Stored records

::::

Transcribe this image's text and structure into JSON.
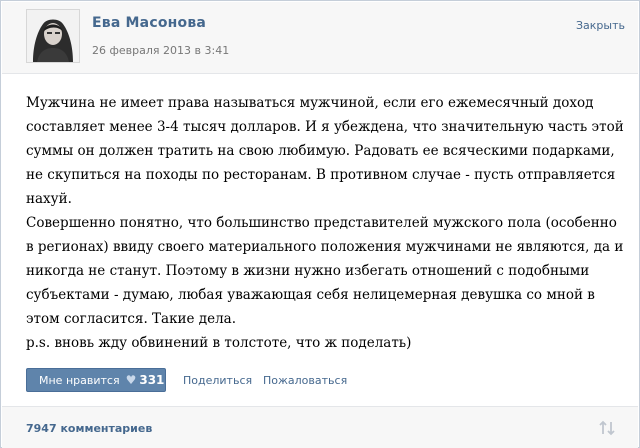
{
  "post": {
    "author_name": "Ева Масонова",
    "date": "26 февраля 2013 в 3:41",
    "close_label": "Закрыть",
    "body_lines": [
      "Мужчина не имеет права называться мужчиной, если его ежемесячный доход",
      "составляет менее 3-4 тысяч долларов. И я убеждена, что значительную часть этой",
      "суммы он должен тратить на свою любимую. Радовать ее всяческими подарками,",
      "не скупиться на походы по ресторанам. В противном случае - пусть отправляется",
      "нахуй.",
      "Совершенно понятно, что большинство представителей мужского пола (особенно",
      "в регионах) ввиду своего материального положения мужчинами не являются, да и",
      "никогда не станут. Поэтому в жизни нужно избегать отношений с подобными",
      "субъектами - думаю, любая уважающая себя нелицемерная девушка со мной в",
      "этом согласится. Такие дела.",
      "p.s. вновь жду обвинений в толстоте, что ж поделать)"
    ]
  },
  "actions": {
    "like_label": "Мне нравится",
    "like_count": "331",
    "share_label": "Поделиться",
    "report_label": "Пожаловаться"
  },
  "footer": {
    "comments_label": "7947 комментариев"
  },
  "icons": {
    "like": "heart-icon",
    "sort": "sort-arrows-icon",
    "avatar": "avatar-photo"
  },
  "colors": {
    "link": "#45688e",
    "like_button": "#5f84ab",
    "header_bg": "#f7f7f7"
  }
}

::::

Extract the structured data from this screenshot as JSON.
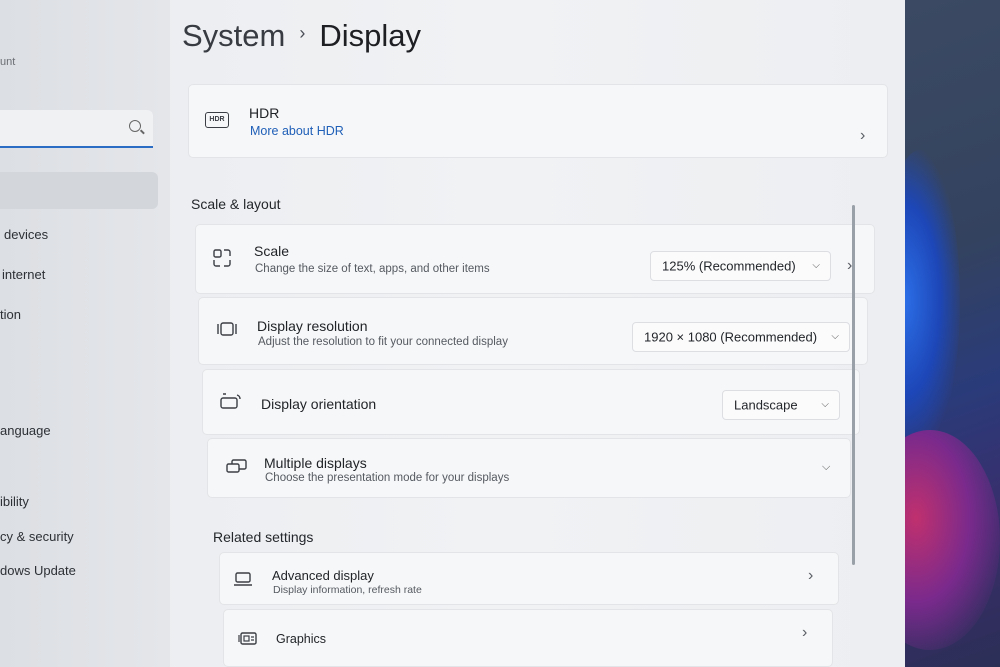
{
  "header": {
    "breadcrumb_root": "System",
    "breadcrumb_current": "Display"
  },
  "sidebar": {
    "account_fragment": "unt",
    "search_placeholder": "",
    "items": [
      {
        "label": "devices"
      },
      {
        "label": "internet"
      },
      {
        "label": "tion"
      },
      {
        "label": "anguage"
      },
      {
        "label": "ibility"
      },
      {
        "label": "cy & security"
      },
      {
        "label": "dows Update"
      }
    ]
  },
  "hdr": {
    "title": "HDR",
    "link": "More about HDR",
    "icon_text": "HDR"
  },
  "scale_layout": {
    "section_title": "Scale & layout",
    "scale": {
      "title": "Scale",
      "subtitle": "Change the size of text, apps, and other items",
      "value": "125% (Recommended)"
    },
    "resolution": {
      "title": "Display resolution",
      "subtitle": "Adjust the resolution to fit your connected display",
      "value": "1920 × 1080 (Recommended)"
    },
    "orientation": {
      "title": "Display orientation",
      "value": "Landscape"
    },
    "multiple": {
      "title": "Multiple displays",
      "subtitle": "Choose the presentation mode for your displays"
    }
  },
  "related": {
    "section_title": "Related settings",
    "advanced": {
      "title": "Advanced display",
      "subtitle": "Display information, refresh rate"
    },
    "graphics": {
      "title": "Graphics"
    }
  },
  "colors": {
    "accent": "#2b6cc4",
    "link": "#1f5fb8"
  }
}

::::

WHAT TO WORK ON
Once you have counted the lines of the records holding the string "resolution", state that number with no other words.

PROBLEM SOLUTION
3